◆ Assignment
Using the word "structured" as the filter, copy each matching line from the records.

◆ Provided information
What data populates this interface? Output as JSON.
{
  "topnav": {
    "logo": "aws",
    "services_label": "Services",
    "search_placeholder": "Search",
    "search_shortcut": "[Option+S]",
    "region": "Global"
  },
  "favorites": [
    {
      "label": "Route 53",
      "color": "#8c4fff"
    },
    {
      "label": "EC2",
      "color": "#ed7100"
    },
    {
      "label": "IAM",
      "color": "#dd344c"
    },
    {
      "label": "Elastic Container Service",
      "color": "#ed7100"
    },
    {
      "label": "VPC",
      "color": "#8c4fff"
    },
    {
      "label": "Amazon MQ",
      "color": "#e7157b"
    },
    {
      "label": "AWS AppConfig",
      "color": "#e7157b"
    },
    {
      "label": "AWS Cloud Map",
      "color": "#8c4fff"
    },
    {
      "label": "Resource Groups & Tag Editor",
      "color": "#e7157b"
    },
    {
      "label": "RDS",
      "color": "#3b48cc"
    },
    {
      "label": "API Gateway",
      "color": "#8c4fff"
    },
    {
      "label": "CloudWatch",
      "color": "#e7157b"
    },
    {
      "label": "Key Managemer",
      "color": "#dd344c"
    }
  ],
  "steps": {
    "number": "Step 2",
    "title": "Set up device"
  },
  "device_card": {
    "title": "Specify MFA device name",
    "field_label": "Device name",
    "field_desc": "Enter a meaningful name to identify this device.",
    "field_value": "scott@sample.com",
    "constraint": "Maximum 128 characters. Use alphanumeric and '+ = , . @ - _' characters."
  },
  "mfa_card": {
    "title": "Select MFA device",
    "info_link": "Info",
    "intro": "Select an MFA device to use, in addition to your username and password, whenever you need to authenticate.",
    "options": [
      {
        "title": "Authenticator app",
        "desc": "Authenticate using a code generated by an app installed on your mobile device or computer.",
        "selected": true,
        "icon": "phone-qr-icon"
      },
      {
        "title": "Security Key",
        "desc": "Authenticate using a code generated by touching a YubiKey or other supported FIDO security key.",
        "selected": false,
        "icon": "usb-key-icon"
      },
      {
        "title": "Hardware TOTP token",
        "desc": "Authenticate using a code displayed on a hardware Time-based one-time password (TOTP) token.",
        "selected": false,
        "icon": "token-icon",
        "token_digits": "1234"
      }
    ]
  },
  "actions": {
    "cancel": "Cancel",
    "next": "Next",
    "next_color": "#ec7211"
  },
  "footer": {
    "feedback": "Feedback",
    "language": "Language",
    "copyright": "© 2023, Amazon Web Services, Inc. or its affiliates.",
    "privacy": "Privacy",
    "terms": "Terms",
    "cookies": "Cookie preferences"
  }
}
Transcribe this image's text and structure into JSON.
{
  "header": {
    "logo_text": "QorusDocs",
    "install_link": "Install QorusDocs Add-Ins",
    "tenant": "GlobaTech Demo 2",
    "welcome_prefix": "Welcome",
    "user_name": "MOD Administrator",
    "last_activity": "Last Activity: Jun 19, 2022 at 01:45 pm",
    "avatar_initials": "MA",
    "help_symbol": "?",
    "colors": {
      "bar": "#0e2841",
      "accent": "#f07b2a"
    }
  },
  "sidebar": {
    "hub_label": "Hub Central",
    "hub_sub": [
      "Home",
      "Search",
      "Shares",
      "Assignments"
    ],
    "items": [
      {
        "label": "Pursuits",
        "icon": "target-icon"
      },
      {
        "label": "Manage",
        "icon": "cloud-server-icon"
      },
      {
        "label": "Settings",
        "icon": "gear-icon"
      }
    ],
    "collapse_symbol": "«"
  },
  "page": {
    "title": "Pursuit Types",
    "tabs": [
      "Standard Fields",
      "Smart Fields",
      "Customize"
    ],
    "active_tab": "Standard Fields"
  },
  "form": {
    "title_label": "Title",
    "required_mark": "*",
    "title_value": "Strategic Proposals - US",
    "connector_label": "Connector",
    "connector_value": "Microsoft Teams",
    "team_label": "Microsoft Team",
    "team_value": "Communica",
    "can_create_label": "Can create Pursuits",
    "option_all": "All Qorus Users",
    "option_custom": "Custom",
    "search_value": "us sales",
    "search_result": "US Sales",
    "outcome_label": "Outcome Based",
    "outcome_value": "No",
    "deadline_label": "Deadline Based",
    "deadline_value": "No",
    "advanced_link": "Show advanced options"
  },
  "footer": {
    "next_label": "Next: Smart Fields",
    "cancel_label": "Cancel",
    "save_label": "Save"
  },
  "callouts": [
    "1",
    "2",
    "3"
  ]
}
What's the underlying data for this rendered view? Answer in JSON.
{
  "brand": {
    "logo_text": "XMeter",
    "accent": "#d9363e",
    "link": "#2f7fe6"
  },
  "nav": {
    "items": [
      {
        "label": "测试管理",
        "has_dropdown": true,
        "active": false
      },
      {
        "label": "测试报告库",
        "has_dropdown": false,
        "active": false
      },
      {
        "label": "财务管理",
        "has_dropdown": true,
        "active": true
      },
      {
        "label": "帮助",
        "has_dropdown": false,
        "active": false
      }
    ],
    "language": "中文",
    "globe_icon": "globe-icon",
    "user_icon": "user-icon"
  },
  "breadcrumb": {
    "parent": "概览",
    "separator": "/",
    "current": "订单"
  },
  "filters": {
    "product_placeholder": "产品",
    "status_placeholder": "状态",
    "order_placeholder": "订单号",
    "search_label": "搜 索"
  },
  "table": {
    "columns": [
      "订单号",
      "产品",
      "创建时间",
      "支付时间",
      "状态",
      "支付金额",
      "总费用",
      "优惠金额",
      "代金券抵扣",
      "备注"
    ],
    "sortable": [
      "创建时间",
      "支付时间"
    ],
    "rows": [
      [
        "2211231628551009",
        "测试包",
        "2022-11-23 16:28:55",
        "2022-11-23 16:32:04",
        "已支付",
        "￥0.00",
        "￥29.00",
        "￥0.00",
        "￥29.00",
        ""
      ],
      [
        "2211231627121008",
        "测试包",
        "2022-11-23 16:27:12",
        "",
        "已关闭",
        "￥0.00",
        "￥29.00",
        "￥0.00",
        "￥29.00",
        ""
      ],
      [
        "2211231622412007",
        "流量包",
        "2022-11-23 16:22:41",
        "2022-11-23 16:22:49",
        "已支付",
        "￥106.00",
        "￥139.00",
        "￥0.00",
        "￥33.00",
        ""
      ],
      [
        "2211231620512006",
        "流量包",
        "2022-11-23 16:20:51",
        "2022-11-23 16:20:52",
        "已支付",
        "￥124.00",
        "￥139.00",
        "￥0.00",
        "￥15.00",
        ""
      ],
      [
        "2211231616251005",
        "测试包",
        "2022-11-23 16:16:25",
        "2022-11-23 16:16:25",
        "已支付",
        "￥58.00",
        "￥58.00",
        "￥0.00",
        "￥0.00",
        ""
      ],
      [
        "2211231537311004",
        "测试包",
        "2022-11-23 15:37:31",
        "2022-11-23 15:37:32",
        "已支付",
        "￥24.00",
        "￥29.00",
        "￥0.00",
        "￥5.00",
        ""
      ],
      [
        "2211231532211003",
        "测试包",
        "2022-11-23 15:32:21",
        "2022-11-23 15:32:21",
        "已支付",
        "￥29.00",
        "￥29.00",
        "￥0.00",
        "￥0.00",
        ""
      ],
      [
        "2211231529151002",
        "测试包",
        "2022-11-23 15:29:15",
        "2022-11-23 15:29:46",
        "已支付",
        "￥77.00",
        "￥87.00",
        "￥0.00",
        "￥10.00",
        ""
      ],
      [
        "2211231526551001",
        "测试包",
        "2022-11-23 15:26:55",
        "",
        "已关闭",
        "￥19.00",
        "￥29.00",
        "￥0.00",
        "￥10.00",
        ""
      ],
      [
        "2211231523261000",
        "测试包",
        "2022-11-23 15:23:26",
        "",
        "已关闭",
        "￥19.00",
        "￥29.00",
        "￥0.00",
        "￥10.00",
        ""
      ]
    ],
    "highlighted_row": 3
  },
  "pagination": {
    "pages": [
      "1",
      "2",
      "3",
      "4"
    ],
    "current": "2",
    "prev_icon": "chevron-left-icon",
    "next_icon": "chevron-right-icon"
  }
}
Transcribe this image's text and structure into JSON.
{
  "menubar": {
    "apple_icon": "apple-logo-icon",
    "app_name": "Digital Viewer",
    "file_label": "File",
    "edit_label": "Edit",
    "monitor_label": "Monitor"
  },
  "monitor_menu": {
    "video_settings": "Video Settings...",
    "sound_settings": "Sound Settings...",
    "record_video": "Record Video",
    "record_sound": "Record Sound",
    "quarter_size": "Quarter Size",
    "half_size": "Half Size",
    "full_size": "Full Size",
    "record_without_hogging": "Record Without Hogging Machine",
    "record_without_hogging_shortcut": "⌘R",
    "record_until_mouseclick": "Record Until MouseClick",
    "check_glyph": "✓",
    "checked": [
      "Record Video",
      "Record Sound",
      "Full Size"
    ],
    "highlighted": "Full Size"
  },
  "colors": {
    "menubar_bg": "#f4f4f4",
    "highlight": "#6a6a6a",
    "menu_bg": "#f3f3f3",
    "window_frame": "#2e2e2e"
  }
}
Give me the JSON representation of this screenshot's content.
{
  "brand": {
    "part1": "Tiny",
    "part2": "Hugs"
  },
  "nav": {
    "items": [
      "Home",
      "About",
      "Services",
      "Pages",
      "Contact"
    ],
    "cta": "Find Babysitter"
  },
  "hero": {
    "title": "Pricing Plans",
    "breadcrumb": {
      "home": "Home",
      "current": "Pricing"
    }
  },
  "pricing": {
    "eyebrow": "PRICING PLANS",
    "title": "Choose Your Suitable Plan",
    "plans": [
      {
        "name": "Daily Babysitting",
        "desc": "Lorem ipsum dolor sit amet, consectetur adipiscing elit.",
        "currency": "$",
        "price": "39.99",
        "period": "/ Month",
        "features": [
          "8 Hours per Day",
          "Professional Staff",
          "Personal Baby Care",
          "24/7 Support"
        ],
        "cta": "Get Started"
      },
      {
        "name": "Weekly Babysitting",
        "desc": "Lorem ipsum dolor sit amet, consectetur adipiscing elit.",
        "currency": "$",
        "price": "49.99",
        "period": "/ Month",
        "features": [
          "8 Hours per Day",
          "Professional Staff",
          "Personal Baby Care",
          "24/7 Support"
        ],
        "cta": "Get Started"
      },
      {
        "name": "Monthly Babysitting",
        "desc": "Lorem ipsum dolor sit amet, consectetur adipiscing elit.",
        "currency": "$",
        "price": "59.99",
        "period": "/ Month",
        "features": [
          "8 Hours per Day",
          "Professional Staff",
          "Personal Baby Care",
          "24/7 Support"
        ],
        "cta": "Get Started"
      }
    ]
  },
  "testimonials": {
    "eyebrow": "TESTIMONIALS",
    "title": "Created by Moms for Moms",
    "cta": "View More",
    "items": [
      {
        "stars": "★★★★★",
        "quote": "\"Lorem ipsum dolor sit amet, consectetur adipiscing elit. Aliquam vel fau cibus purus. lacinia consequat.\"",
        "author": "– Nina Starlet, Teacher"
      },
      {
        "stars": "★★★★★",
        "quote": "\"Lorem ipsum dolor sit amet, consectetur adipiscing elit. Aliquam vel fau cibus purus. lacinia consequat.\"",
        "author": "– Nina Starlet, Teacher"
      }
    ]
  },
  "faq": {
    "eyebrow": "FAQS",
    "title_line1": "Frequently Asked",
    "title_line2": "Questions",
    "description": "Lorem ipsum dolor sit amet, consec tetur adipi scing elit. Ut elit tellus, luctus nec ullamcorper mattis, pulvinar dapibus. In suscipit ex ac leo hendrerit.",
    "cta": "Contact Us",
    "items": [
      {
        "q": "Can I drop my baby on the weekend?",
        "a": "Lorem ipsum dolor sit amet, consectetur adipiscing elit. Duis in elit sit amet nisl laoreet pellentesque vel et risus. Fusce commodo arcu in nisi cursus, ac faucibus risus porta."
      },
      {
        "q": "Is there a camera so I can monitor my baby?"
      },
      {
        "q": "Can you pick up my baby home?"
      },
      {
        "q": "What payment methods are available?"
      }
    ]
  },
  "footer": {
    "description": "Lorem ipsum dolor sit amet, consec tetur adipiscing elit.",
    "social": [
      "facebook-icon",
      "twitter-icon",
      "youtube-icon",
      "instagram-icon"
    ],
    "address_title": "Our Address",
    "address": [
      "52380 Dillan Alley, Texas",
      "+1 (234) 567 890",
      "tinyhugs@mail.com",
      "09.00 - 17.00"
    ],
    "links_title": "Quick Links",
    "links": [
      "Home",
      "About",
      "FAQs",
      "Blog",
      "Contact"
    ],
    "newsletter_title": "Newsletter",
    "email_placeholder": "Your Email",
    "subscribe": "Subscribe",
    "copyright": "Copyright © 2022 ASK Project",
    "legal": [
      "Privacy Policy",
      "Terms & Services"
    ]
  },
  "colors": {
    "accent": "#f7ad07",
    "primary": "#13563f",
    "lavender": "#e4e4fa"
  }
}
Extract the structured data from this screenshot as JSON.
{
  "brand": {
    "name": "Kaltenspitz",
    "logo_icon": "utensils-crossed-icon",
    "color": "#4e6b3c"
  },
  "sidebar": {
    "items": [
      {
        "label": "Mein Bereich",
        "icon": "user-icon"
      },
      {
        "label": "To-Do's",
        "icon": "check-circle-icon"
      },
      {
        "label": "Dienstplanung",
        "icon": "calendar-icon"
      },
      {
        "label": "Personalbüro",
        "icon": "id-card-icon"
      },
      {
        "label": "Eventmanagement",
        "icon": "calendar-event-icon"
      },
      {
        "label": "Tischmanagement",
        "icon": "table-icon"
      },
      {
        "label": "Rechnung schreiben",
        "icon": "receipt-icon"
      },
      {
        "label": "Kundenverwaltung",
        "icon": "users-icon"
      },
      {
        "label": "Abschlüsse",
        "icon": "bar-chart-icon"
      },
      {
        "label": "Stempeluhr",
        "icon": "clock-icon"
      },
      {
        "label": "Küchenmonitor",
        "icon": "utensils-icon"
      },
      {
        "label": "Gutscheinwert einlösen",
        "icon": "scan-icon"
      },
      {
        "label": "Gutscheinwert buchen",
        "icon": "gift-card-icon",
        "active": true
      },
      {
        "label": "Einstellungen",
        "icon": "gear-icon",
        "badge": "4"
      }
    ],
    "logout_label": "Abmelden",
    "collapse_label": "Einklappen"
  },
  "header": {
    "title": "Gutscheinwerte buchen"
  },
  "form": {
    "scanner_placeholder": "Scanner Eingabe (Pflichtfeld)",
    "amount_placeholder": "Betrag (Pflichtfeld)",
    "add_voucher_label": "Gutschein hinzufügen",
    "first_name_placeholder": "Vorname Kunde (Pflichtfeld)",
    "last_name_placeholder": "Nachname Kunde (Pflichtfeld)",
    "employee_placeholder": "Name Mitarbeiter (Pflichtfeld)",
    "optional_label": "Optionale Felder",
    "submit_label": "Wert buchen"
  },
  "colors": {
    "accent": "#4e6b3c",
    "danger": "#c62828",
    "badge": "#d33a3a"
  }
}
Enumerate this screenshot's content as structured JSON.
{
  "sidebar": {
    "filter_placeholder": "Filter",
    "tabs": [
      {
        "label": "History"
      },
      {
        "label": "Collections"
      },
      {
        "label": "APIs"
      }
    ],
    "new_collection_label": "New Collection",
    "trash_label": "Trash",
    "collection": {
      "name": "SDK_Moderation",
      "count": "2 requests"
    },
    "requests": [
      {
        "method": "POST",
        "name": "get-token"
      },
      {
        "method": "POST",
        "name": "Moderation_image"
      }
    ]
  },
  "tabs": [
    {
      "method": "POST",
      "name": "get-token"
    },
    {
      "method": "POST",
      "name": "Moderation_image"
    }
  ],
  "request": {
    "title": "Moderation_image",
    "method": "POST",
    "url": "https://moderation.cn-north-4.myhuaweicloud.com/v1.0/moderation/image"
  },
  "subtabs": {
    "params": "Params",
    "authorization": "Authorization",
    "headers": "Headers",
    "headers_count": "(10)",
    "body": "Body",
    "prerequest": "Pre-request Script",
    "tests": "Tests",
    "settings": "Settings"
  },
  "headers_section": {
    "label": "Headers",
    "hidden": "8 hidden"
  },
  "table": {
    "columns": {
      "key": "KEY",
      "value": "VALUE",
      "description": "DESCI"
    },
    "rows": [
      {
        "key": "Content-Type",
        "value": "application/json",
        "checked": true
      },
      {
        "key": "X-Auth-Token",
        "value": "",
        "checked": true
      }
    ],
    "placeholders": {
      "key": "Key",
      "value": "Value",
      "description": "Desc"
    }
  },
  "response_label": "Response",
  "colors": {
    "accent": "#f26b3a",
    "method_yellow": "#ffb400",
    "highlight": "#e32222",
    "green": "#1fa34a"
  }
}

◆ Response to the exercise
Extract the structured data from this screenshot as JSON.
Enumerate this screenshot's content as structured JSON.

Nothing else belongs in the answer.